● **Exercise input**

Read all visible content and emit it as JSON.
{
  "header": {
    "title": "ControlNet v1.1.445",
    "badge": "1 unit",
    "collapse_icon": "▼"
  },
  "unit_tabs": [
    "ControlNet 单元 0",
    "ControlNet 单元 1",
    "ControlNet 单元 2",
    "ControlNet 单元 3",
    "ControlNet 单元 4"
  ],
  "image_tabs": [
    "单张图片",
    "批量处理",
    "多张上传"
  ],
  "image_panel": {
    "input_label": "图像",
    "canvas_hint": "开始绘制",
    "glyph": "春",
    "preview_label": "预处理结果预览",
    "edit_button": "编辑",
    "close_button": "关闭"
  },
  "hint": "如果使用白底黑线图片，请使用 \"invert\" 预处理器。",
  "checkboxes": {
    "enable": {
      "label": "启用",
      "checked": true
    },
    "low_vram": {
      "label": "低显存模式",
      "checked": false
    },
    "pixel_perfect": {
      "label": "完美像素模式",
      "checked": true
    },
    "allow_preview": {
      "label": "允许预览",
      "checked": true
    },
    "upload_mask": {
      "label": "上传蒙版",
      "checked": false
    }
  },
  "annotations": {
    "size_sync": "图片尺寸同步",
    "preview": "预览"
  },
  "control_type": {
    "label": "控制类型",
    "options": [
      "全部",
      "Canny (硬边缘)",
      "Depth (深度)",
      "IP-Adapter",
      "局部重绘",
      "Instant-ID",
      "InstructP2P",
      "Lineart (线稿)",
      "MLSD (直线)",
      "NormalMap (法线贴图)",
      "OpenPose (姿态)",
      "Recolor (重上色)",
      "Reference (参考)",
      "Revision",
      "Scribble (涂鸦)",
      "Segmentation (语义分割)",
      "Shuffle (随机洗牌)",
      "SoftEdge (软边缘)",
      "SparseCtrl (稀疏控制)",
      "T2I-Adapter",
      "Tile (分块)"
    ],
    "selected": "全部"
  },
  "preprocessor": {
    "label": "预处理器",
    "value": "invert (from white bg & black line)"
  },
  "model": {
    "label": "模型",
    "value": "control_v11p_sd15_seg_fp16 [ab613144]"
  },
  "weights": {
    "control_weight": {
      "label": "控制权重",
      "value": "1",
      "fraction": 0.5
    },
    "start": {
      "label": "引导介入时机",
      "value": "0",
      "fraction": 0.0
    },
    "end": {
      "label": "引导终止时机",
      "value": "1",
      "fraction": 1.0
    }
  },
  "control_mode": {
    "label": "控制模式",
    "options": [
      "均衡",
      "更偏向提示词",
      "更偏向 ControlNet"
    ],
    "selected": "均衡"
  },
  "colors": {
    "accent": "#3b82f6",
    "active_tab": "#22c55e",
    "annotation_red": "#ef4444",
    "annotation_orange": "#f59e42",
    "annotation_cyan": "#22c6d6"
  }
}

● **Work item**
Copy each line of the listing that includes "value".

● **Answer space**
    "value": "invert (from white bg & black line)"
    "value": "control_v11p_sd15_seg_fp16 [ab613144]"
      "value": "1",
      "value": "0",
      "value": "1",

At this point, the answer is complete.